_DATA RECORDS_
☆ ☆ ☆
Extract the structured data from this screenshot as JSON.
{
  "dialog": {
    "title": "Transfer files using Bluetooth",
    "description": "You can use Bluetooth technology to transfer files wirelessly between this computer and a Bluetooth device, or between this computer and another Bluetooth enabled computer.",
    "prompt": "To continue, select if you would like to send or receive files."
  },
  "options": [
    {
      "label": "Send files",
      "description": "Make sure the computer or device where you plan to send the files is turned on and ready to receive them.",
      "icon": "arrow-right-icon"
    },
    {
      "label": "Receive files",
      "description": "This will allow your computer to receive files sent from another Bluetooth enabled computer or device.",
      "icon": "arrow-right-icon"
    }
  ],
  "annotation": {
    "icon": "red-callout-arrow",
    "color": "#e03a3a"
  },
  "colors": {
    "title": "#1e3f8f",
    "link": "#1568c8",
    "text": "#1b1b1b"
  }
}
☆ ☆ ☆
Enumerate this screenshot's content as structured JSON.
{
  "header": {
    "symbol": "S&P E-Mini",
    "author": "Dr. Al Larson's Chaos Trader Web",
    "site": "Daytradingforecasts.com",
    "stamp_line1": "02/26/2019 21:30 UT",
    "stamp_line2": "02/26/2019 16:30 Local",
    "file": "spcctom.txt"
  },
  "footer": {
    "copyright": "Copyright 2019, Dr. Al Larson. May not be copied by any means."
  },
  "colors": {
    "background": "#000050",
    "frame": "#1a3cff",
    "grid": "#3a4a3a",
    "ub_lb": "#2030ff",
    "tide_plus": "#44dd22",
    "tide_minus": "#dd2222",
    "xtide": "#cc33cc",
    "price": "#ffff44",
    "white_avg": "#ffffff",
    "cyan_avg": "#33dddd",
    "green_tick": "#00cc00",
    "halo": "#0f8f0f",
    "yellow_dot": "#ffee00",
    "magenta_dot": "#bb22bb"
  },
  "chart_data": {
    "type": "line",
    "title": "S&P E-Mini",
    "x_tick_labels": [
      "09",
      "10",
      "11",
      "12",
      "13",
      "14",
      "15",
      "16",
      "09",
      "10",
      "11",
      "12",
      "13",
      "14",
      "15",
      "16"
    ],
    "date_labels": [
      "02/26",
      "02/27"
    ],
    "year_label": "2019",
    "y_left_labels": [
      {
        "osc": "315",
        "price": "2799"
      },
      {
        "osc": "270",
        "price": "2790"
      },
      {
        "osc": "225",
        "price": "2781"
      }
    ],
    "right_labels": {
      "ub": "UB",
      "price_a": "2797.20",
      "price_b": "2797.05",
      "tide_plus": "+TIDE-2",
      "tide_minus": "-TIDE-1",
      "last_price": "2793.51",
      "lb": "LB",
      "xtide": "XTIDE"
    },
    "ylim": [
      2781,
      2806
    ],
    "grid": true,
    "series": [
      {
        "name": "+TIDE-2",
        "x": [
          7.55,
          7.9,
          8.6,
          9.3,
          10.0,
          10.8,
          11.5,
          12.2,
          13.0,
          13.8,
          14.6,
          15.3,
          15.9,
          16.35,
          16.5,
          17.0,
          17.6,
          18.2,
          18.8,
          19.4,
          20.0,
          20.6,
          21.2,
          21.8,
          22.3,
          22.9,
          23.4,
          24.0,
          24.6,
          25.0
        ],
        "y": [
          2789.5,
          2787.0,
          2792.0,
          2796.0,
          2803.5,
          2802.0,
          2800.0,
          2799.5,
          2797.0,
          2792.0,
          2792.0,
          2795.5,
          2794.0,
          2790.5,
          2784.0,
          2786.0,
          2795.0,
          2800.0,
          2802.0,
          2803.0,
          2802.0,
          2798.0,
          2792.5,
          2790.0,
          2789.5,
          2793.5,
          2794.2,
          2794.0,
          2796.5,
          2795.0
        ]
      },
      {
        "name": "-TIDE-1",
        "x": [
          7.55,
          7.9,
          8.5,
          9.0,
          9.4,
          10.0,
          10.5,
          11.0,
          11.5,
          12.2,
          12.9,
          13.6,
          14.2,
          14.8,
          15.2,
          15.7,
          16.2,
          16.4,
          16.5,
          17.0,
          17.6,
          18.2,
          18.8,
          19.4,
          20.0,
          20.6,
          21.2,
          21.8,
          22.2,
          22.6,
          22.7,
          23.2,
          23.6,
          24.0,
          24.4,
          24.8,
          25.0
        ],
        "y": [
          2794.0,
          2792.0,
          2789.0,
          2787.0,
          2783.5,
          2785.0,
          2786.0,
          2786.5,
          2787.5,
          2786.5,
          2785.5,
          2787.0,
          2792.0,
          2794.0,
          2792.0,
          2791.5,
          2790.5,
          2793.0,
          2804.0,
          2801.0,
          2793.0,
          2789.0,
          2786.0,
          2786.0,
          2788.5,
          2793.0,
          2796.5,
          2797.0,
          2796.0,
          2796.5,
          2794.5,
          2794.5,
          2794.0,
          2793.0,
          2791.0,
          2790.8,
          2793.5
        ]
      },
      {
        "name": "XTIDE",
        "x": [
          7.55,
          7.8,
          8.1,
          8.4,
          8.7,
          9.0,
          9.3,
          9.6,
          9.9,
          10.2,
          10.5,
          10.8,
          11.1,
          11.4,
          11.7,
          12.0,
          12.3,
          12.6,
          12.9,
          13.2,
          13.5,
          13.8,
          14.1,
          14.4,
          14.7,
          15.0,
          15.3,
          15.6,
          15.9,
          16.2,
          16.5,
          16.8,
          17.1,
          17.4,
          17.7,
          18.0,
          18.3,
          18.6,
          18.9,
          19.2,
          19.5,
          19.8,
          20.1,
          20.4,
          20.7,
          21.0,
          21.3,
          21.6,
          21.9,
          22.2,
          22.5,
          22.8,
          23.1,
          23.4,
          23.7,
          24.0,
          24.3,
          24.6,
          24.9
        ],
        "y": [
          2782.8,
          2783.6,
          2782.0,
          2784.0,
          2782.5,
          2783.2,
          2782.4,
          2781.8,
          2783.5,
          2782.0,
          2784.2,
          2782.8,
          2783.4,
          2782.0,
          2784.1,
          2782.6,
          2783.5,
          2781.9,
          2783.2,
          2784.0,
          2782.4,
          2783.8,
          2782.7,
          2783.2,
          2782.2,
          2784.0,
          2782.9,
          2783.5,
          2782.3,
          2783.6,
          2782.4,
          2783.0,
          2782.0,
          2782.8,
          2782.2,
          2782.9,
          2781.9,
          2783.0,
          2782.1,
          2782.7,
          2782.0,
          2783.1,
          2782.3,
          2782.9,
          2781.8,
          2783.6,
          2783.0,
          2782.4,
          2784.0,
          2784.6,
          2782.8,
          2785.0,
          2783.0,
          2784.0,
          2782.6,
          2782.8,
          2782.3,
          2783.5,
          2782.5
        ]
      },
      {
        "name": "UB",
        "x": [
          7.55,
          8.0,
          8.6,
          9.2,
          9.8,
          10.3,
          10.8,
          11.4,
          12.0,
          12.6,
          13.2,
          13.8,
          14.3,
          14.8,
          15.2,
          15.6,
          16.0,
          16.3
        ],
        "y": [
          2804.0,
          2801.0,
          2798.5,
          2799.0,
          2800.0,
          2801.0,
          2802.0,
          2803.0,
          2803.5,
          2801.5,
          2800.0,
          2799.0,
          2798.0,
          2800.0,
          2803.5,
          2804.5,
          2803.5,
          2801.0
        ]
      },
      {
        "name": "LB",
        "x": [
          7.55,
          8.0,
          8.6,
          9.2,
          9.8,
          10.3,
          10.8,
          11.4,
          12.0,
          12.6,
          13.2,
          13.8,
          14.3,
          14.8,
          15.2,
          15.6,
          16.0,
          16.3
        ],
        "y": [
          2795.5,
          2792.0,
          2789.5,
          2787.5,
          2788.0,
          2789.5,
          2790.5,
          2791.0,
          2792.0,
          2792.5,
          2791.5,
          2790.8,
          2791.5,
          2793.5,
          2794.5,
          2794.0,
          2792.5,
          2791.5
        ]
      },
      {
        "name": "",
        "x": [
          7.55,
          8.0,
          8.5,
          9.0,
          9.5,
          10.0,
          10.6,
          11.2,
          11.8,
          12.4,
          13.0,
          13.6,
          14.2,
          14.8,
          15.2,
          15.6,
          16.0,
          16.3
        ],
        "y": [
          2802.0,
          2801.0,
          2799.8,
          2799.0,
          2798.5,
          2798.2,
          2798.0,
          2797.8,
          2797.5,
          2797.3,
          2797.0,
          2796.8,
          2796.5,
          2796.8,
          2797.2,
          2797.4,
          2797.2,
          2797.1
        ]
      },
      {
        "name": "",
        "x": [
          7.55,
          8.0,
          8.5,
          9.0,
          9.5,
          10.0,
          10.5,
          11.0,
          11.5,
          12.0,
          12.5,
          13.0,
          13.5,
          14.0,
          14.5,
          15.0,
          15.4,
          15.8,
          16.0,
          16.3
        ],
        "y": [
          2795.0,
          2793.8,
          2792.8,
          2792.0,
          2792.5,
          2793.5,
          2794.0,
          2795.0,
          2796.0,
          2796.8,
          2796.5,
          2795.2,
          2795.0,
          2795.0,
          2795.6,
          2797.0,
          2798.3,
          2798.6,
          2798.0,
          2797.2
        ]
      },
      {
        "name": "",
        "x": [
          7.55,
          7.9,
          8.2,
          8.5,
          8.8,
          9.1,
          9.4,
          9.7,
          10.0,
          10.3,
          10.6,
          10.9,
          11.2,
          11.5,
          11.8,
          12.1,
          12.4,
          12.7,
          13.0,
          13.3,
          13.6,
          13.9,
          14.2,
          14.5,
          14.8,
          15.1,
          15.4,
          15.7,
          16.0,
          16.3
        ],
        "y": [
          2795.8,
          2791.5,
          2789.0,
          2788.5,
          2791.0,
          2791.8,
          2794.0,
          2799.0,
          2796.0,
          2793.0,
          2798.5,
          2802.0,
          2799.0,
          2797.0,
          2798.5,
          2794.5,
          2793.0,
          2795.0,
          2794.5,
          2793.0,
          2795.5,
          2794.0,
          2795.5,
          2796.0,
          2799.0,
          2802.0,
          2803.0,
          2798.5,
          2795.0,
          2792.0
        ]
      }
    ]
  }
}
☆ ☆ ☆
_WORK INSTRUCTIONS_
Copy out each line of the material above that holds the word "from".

_SOLUTION BELOW_
Extract the structured data from this screenshot as JSON.
      "description": "This will allow your computer to receive files sent from another Bluetooth enabled computer or device.",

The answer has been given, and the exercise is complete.